EatingWell: What’s going to be your go-to barbecue dish this spring?

Fieri: I'm a big veggie fan. Give the mop sauce a little toss with Brussels sprouts and either throw them on your grill or in the oven. I think it's great on shrimp. We just did pork chops with it the other night. One of the things about a sauce is I don't want to lose the flavor of what I'm cooking. I want to make sure that it gets to shine through—not to cover up.

Recipe to try: Grilled Brussels Sprouts

EatingWell: What advice would you give to people wanting to cook with more sauce?

Fieri: Let your imagination go where you want to go. That doesn't mean you have to flood something in a sauce. Sometimes, you can just accentuate. I think tossing into the sauce is one of the things that gets missed all the time. People put sauce on top, and they get this big amount of it. Sometimes, I take my vegetables before I put them on a salad, toss them in the sauce, let them get evenly, lightly coated and then put them on the salad.

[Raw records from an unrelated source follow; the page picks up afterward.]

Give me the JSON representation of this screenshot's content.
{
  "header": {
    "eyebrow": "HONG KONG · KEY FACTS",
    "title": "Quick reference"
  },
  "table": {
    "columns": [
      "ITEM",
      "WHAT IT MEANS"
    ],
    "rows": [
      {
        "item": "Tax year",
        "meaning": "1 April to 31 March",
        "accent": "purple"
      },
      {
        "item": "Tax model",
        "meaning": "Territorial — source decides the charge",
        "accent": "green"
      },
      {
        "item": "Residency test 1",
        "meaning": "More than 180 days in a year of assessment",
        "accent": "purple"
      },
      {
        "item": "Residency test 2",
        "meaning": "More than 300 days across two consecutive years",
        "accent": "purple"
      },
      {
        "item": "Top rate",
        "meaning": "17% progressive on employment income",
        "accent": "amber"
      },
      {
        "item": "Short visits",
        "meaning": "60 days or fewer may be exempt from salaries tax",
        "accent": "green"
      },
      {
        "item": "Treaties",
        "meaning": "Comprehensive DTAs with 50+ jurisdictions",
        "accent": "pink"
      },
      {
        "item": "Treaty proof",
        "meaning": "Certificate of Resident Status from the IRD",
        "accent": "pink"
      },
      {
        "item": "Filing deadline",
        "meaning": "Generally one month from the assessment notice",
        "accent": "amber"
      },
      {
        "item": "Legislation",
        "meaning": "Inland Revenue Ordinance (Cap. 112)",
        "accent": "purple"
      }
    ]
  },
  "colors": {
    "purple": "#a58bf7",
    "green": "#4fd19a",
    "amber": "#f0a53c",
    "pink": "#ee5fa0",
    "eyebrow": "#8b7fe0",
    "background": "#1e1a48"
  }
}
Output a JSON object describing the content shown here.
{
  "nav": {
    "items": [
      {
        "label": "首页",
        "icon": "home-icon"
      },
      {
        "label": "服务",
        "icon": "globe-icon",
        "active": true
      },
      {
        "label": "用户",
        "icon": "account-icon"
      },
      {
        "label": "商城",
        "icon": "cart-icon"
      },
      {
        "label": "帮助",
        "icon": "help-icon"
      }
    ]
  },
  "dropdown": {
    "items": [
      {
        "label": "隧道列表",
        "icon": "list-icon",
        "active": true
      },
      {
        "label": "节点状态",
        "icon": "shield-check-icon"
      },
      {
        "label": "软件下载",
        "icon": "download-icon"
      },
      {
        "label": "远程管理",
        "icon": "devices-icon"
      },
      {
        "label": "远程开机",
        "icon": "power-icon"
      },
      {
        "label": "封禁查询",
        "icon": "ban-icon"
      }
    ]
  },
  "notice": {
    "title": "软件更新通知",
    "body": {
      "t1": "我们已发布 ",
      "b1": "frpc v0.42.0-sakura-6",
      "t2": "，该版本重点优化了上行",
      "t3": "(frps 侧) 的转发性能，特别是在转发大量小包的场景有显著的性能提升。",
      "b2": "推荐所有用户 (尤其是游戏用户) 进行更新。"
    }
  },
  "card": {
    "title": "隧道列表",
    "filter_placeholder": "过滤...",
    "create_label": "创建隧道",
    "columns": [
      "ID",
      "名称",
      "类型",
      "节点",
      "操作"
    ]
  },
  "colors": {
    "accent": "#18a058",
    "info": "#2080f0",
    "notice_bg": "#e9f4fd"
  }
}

So, take your salad. Hit it with a dressing that you like. Then, take the Poppin’ Jalapeño sauce, put all your veggies in that and give those a nice little toss. You get these two contrasting flavors: an oil-vinegar-based sauce and a creamy-based sauce all together. Little things like that can really open up the spectrum.

EatingWell: What does eating well mean to you?

Fieri: I think eating well really gets into, ‘What does good for you? What makes you feel good?’ Yes, I would love to eat a gigantic bowl of pasta carbonara, but I need to fortify my palate. I want to have a nice variety between something cool, crisp and crunchy, something hot and spicy, something creamy, and something dippable. I think eating well is eating in balance and eating with adventure. I remember a great buddy of mine, one of my mentors, was talking about building recipes and said, ‘When you go to a restaurant, what do you order?’ We were talking about Italian restaurants; I said I order carbonara or chicken marsala. “Great, stop that,” he said. ‘Order something different each time. You don't just read the same book every time, do you? You don't watch the same movie every time, do you? Then, why do you go to the restaurant and order the same dish every time?’ To open up the pallet, you’ve got to open up your mind.

Keep reading: This Dietitian-Favorite Sauce Has Just 4 Ingredients & I Put It on Basically Everything

Read the original article on Eating Well.